**Work request:** The records sit below. Return every line in them that holds the word "label".

[Items from a data source]
'''

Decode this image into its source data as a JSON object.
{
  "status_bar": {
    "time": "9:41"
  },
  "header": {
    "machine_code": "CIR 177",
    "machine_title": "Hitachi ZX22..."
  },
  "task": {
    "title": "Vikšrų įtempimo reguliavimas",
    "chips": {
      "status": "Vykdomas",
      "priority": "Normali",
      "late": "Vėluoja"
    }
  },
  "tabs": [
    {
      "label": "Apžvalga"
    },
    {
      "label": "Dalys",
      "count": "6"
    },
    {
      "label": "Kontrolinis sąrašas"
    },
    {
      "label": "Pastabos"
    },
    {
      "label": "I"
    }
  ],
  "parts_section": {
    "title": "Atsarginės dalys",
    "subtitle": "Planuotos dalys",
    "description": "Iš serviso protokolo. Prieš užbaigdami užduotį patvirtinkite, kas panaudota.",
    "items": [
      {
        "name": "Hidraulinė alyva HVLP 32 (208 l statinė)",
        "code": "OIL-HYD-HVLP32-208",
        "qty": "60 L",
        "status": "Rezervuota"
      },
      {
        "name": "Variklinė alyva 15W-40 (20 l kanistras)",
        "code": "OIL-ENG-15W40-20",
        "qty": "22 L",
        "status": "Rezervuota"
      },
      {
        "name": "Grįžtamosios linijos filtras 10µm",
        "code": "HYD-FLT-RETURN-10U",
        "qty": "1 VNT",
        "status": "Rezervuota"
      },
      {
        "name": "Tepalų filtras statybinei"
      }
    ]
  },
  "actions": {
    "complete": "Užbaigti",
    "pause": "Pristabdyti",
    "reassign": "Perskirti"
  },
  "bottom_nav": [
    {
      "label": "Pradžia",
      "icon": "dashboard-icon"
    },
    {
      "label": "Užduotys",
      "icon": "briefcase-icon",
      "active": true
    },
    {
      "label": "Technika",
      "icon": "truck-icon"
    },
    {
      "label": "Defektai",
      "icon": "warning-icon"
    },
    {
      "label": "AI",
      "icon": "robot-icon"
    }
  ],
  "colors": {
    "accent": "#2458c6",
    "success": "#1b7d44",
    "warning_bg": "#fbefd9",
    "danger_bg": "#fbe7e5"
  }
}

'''

**Reply to the task:**
      "label": "Apžvalga"
      "label": "Dalys",
      "label": "Kontrolinis sąrašas"
      "label": "Pastabos"
      "label": "I"
      "label": "Pradžia",
      "label": "Užduotys",
      "label": "Technika",
      "label": "Defektai",
      "label": "AI",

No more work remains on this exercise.